[[ SOURCE MATERIAL open ]]
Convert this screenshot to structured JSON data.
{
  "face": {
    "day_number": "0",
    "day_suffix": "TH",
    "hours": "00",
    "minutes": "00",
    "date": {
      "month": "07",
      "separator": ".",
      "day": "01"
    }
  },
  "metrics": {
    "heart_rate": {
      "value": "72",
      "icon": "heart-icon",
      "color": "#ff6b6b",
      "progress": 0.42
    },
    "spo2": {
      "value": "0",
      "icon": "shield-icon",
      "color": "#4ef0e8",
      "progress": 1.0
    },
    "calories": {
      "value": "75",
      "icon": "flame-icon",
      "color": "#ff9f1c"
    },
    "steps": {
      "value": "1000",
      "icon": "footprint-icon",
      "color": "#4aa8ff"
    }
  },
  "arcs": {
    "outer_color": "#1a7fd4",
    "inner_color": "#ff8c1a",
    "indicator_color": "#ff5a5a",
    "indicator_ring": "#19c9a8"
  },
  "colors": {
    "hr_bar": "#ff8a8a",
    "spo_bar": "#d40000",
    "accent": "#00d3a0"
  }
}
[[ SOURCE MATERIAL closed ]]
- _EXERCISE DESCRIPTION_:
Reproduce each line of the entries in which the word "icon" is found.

- _WRITTEN ANSWER_:
      "icon": "heart-icon",
      "icon": "shield-icon",
      "icon": "flame-icon",
      "icon": "footprint-icon",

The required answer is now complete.